Fevre Dream by George R.R. Martin
Abner Marsh is a large, ugly, dedicated riverboat captain. His career is on the brink of ruin when ice crushes all but one of his fleet of steamboats. Trying to keep his company afloat (pun intended) with one old boat he is on the brink of disaster when he is sought out a rich man, Joshua York, who wants to form a partnership. York will supply the funds to make the biggest, fastest and most opulent steamboat to ever sail the Mississippi and Marsh will just need to co-captain and teach York all about life on the river and piloting a riverboat. Of course all things that seem too good to be true are, and Marsh learns more than he ever wanted to know about York and his kind.
In 1982 the whole concept of looking at vampires in a way that didn’t follow in Dracula’s footsteps was unique, now it’s something that every vampire book seems to do: put their own twist on the legend. Martin did that over thirty years ago and I had to keep reminding myself of that. This wasn’t just another vampire book; this was a standalone and a standout at the time.
The friendship that forms between York and Marsh is an interesting one to watch develop. It makes you think neither ever had a really good friend. And the lengths each will go for the other is heartwarming, especially considering the rather curmudgeonly personality of Marsh.
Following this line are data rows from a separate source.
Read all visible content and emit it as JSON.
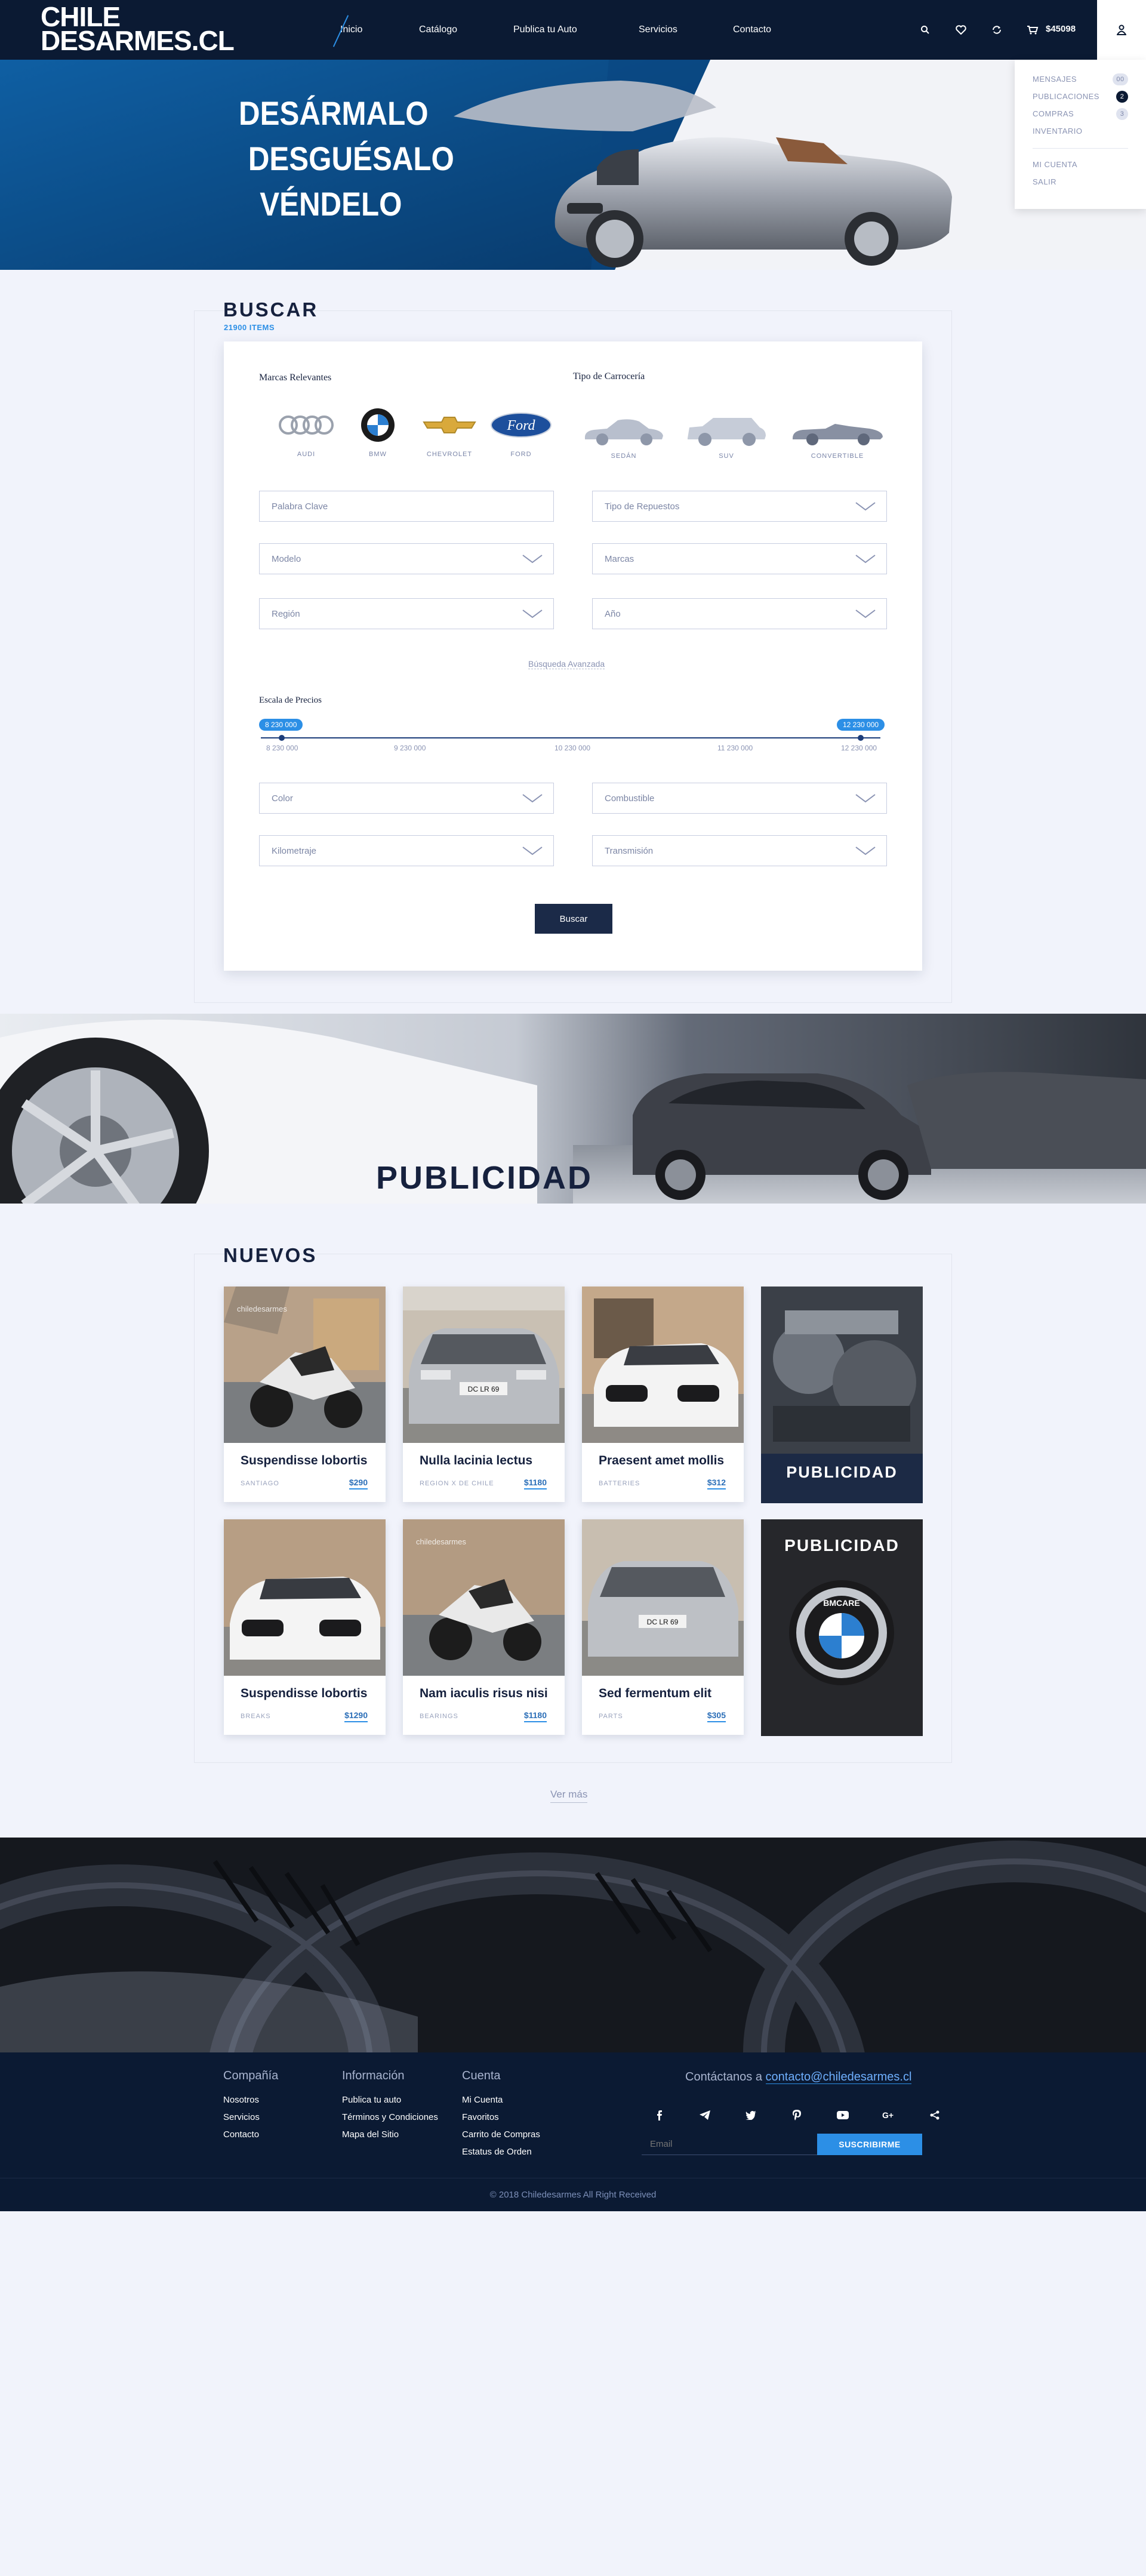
{
  "header": {
    "logo_line1": "CHILE",
    "logo_line2": "DESARMES.CL",
    "nav": [
      "Inicio",
      "Catálogo",
      "Publica tu Auto",
      "Servicios",
      "Contacto"
    ],
    "cart_total": "$45098",
    "icons": [
      "search-icon",
      "heart-icon",
      "refresh-icon",
      "cart-icon",
      "user-icon"
    ]
  },
  "user_menu": {
    "items": [
      {
        "label": "MENSAJES",
        "badge": "00"
      },
      {
        "label": "PUBLICACIONES",
        "badge": "2"
      },
      {
        "label": "COMPRAS",
        "badge": "3"
      },
      {
        "label": "INVENTARIO",
        "badge": ""
      }
    ],
    "account": [
      "MI CUENTA",
      "SALIR"
    ]
  },
  "hero": {
    "lines": [
      "DESÁRMALO",
      "DESGUÉSALO",
      "VÉNDELO"
    ]
  },
  "search": {
    "title": "BUSCAR",
    "count": "21900 ITEMS",
    "brands_label": "Marcas Relevantes",
    "brands": [
      "AUDI",
      "BMW",
      "CHEVROLET",
      "FORD"
    ],
    "body_label": "Tipo de Carrocería",
    "body_types": [
      "SEDÁN",
      "SUV",
      "CONVERTIBLE"
    ],
    "fields": {
      "keyword": "Palabra Clave",
      "parts_type": "Tipo de Repuestos",
      "model": "Modelo",
      "brands": "Marcas",
      "region": "Región",
      "year": "Año",
      "color": "Color",
      "fuel": "Combustible",
      "mileage": "Kilometraje",
      "transmission": "Transmisión"
    },
    "advanced": "Búsqueda Avanzada",
    "price_label": "Escala de Precios",
    "price_min": "8 230 000",
    "price_max": "12 230 000",
    "ticks": [
      "8 230 000",
      "9 230 000",
      "10 230 000",
      "11 230 000",
      "12 230 000"
    ],
    "button": "Buscar"
  },
  "banner": {
    "text": "PUBLICIDAD"
  },
  "nuevos": {
    "title": "NUEVOS",
    "products": [
      {
        "title": "Suspendisse lobortis",
        "category": "SANTIAGO",
        "price": "$290"
      },
      {
        "title": "Nulla lacinia lectus",
        "category": "REGION X DE CHILE",
        "price": "$1180"
      },
      {
        "title": "Praesent amet mollis",
        "category": "BATTERIES",
        "price": "$312"
      },
      {
        "title": "Suspendisse lobortis",
        "category": "BREAKS",
        "price": "$1290"
      },
      {
        "title": "Nam iaculis risus nisi",
        "category": "BEARINGS",
        "price": "$1180"
      },
      {
        "title": "Sed fermentum elit",
        "category": "PARTS",
        "price": "$305"
      }
    ],
    "ads": [
      "PUBLICIDAD",
      "PUBLICIDAD"
    ],
    "ad_badge": "BMCARE",
    "watermark": "chiledesarmes",
    "plate": "DC LR 69",
    "more": "Ver más"
  },
  "footer": {
    "columns": [
      {
        "title": "Compañía",
        "links": [
          "Nosotros",
          "Servicios",
          "Contacto"
        ]
      },
      {
        "title": "Información",
        "links": [
          "Publica tu auto",
          "Términos y Condiciones",
          "Mapa del Sitio"
        ]
      },
      {
        "title": "Cuenta",
        "links": [
          "Mi Cuenta",
          "Favoritos",
          "Carrito de Compras",
          "Estatus de Orden"
        ]
      }
    ],
    "contact_prefix": "Contáctanos a",
    "contact_email": "contacto@chiledesarmes.cl",
    "social": [
      "facebook-icon",
      "telegram-icon",
      "twitter-icon",
      "pinterest-icon",
      "youtube-icon",
      "google-plus-icon",
      "share-icon"
    ],
    "email_placeholder": "Email",
    "subscribe": "SUSCRIBIRME",
    "copyright": "© 2018 Chiledesarmes All Right Received"
  },
  "colors": {
    "navy": "#0b1a33",
    "accent": "#2c8fe6",
    "hero_blue": "#0d5796",
    "background": "#f1f3fb"
  }
}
Pick up this book if you are really fond of vampire legends, or life on the Mississippi in the mid-1800s or if you are needing your Martin fix while waiting for the next volume in the Game of Thrones series.